The Honda deficit to Mercedes during the British Grand Prix weekend was massive, apart from lacking top speed the power unit bolted on the back of the McLarens are also woefully lacking low down grunt, but Yusuke Hasegawa remains committed to the concept that his team have pioneered despite there being no end to the tunnel of their struggles.
In the wake of the British Grand Prix, where Vandoorne finished a lap behind the leaders, in 11th, and Fernando Alonso endured another DNF, the Honda chief said, “I get excited when we bring an update, because it can lead to increased expectations of scoring points or similar.”
“But still we need more from our other updates to catch up to the level of Mercedes and Ferrari. I am definitely confident that we are closing the gap to the leaders so, from that point of view, our speed of development is good. But at the same time it is natural for the follower because you have a target that you know is achievable.”
Truth is that stats do not quite show an improvement, because at the season opener Vandoorne was 15 kph down on the top speed that weekend. In Spain he was 12 kph down, in Canada and Azerbaijan 14 kph down, but at Silverstone they dropped to nearly 30 kph down on the top speed set during the race.

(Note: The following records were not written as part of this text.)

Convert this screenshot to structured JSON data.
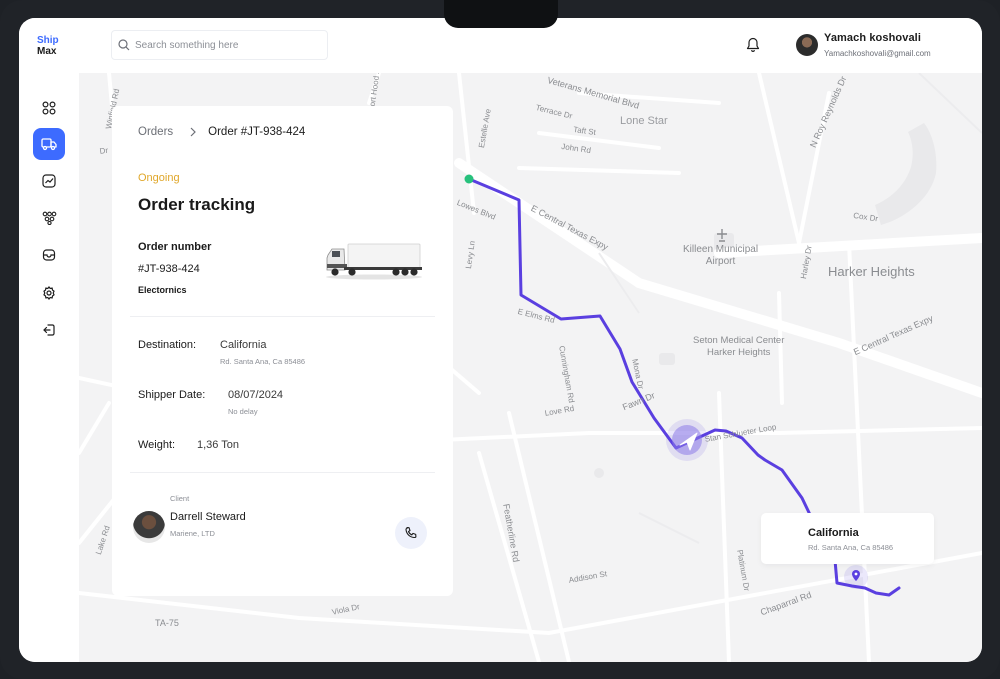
{
  "app": {
    "logo_line1": "Ship",
    "logo_line2": "Max"
  },
  "search": {
    "placeholder": "Search something here"
  },
  "user": {
    "name": "Yamach koshovali",
    "email": "Yamachkoshovali@gmail.com"
  },
  "sidebar": {
    "items": [
      {
        "icon": "dashboard-icon",
        "active": false
      },
      {
        "icon": "truck-icon",
        "active": true
      },
      {
        "icon": "chart-icon",
        "active": false
      },
      {
        "icon": "network-icon",
        "active": false
      },
      {
        "icon": "box-icon",
        "active": false
      },
      {
        "icon": "gear-icon",
        "active": false
      },
      {
        "icon": "logout-icon",
        "active": false
      }
    ]
  },
  "breadcrumb": {
    "root": "Orders",
    "current": "Order #JT-938-424"
  },
  "order": {
    "status": "Ongoing",
    "title": "Order tracking",
    "number_label": "Order number",
    "number": "#JT-938-424",
    "category": "Electornics",
    "destination_label": "Destination:",
    "destination": "California",
    "destination_address": "Rd. Santa Ana, Ca 85486",
    "date_label": "Shipper Date:",
    "date": "08/07/2024",
    "date_note": "No delay",
    "weight_label": "Weight:",
    "weight": "1,36 Ton"
  },
  "client": {
    "label": "Client",
    "name": "Darrell Steward",
    "company": "Mariene, LTD"
  },
  "destination_popup": {
    "name": "California",
    "address": "Rd. Santa Ana, Ca 85486"
  },
  "map_labels": {
    "memorial_blvd": "Veterans Memorial Blvd",
    "terrace_dr": "Terrace Dr",
    "taft_st": "Taft St",
    "john_rd": "John Rd",
    "lone_star": "Lone Star",
    "n_roy_reynolds": "N Roy Reynolds Dr",
    "estelle_ave": "Estelle Ave",
    "lowes_blvd": "Lowes Blvd",
    "e_central_texas": "E Central Texas Expy",
    "cox_dr": "Cox Dr",
    "airport": "Killeen Municipal\nAirport",
    "harker_heights": "Harker Heights",
    "harley_dr": "Harley Dr",
    "levy_ln": "Levy Ln",
    "e_elms_rd": "E Elms Rd",
    "seton": "Seton Medical Center\nHarker Heights",
    "e_central_texas_2": "E Central Texas Expy",
    "mona_dr": "Mona Dr",
    "cunningham_rd": "Cunningham Rd",
    "fawn_dr": "Fawn Dr",
    "love_rd": "Love Rd",
    "stan_schlueter": "Stan Schlueter Loop",
    "winfield_rd": "Winfield Rd",
    "s_fort_hood": "S Fort Hood St",
    "featherline_rd": "Featherline Rd",
    "addison_st": "Addison St",
    "platinum_dr": "Platinum Dr",
    "chaparral_rd": "Chaparral Rd",
    "viola_dr": "Viola Dr",
    "ta75": "TA-75",
    "lake_rd": "Lake Rd",
    "dr": "Dr"
  },
  "colors": {
    "accent": "#3d6bff",
    "route": "#5a3fe0",
    "status": "#e0a72a",
    "origin": "#27c17c"
  }
}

Much was expected of the Honda spec-three engine when it broke cover recently, but it did not deliver to expectations. The source of the problem appears to be the backward steps the Japanese manufacturer took ahead of the 2017 season, deciding to develop an alternative engine concept from scratch.
Hasegawa explained, “We introduced a new power unit concept this year, so I would almost call this Year One again. But our aim is to develop the 2017 concept into the 2018 season and hopefully 2019 as well. So the engine weight, centre of gravity and the combustion concept is all going in the same direction as the other three engine manufacturers.”
“It was good for us to do that. We can modify the specification of some of these parts to catch up with the other three engine manufacturers. Last year the engine concept was completely different, so with minor modifications we could not duplicate the same type of performance. That’s why we really needed to change the whole engine concept this year.”
“Roughly speaking, it takes almost a year to design a completely new engine. So that’s why we started 2017’s engine development last May. So this year’s power unit was built up at the end of last year. In parallel, we also conducted some mono-cylinder tests and some experimental tests on other engines.”
“However, when we fired up the complete engine for the first time, we could see it wasn’t delivering the durability or performance in accordance with our expectations. We also found many minor issues. So we needed to modify tiny bits.”
“After resolving these smaller elements, we started to test the full concept at the start of this year – call it Spec Zero as it was the initial one – and before the first winter test we confirmed that it ran on the dyno.”
“But of course at that moment we knew that the power was not delivering to our target. Then, at the Barcelona test, we found more issues on the car, such as the oil tank issue. It was a car-related issue. This is not a complete engine issue, but of course it is very important.”
An obvious question is: why these issues were not apparent before the engines were bolted on to the McLarens?
Hasegawa disclosed, “The answer lies in the difference between testing on the dyno and running in a brand new car on a track. Many items we could not test on the dyno, so it is normal that we need to check some functions in the car”
“The oil tank is one of the biggest items, so we have a rig for the oil tank but we cannot recreate the same types of G forces and conditions as in the car.”
“Of course, by design we have to consider the actual car situation in theory, but sometimes it is not always the same situation so that is why we had some issues with the oil tank first.”
“The second issue was down to the vibrations. On the dyno, the model is stiffer and heavier, so it doesn’t create any synchronised vibrations, but on the car – with the gearbox and the tyres – there is a much lower level of inertia.”
“Low inertia does not always create vibrations but it’s completely different from the dyno and that’s why we suffered a huge vibration on the car. Of course, we were aware some level of vibration would come in the car but it was much bigger than we expected.”
Although they have severely toned down their criticism of their engine partner, McLaren are searching for a solution to pry them out of the worst period in their history. And the news is not good from Honda as they admit that time is not on their side, in other words: there is no short term solution to this crisis.
“It depends on the items – something like the combustion system takes longer for testing and confirmation. So we cannot set a target just for two weeks later, normally such an upgrade takes something more like half a year,” confessed Hasegawa.
Despite what is clearly a dubious development path they have chosen, Honda are committed to the journey they are on, clearly believing that the concept they have pioneered is the best one for their ambitions in Formula 1.
Hasegawa said, “It’s good that we can use the same concept because this year’s development and improvement is directly connected to next year. So that means we don’t need to stop the current development, and from that point of view we have already started next year’s design.”
Big Question: Will Honda emerge from the hole they are in by sticking to their guns?